- [INFORMATION SHOWN]
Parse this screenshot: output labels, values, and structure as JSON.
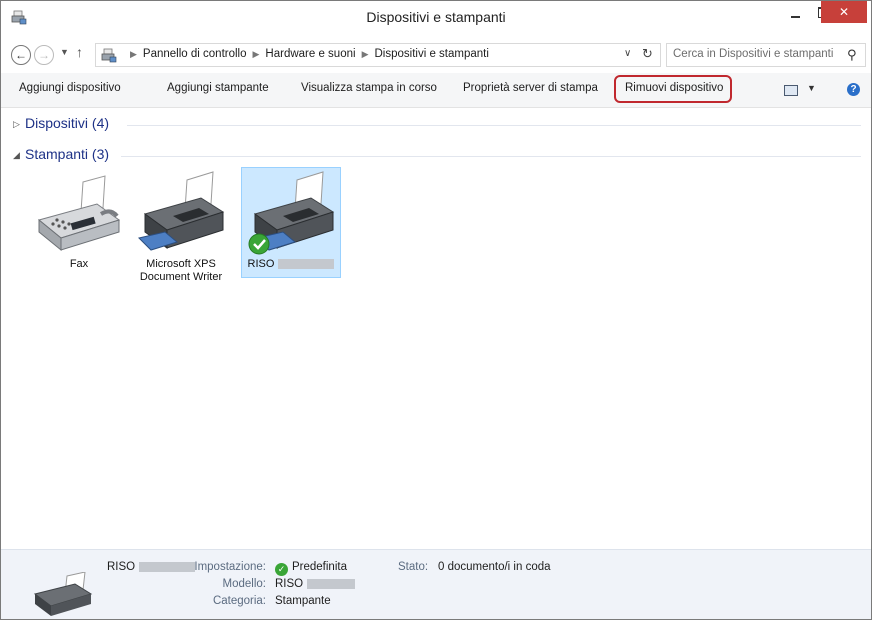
{
  "window": {
    "title": "Dispositivi e stampanti"
  },
  "titlebar": {
    "minimize_symbol": "",
    "close_symbol": "✕"
  },
  "address": {
    "crumbs": [
      "Pannello di controllo",
      "Hardware e suoni",
      "Dispositivi e stampanti"
    ],
    "search_placeholder": "Cerca in Dispositivi e stampanti"
  },
  "commands": {
    "add_device": "Aggiungi dispositivo",
    "add_printer": "Aggiungi stampante",
    "see_printing": "Visualizza stampa in corso",
    "print_server": "Proprietà server di stampa",
    "remove_device": "Rimuovi dispositivo"
  },
  "groups": {
    "devices": {
      "title": "Dispositivi (4)",
      "expanded": false
    },
    "printers": {
      "title": "Stampanti (3)",
      "expanded": true
    }
  },
  "printers": [
    {
      "label_line1": "Fax",
      "label_line2": "",
      "selected": false,
      "default": false
    },
    {
      "label_line1": "Microsoft XPS",
      "label_line2": "Document Writer",
      "selected": false,
      "default": false
    },
    {
      "label_line1": "RISO",
      "label_line2": "",
      "selected": true,
      "default": true
    }
  ],
  "details": {
    "name": "RISO",
    "setting_label": "Impostazione:",
    "setting_value": "Predefinita",
    "model_label": "Modello:",
    "model_value": "RISO",
    "category_label": "Categoria:",
    "category_value": "Stampante",
    "status_label": "Stato:",
    "status_value": "0 documento/i in coda"
  },
  "colors": {
    "accent_link": "#1e3287",
    "selection_bg": "#cce8ff",
    "highlight_border": "#c0282e",
    "close_button": "#c7403a",
    "default_check": "#3aa537"
  }
}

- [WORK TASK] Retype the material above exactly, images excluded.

- [OUTPUT FOR THIS EXERCISE]
Parse this screenshot: output labels, values, and structure as JSON.
{
  "window": {
    "title": "Dispositivi e stampanti"
  },
  "titlebar": {
    "minimize_symbol": "",
    "close_symbol": "✕"
  },
  "address": {
    "crumbs": [
      "Pannello di controllo",
      "Hardware e suoni",
      "Dispositivi e stampanti"
    ],
    "search_placeholder": "Cerca in Dispositivi e stampanti"
  },
  "commands": {
    "add_device": "Aggiungi dispositivo",
    "add_printer": "Aggiungi stampante",
    "see_printing": "Visualizza stampa in corso",
    "print_server": "Proprietà server di stampa",
    "remove_device": "Rimuovi dispositivo"
  },
  "groups": {
    "devices": {
      "title": "Dispositivi (4)",
      "expanded": false
    },
    "printers": {
      "title": "Stampanti (3)",
      "expanded": true
    }
  },
  "printers": [
    {
      "label_line1": "Fax",
      "label_line2": "",
      "selected": false,
      "default": false
    },
    {
      "label_line1": "Microsoft XPS",
      "label_line2": "Document Writer",
      "selected": false,
      "default": false
    },
    {
      "label_line1": "RISO",
      "label_line2": "",
      "selected": true,
      "default": true
    }
  ],
  "details": {
    "name": "RISO",
    "setting_label": "Impostazione:",
    "setting_value": "Predefinita",
    "model_label": "Modello:",
    "model_value": "RISO",
    "category_label": "Categoria:",
    "category_value": "Stampante",
    "status_label": "Stato:",
    "status_value": "0 documento/i in coda"
  },
  "colors": {
    "accent_link": "#1e3287",
    "selection_bg": "#cce8ff",
    "highlight_border": "#c0282e",
    "close_button": "#c7403a",
    "default_check": "#3aa537"
  }
}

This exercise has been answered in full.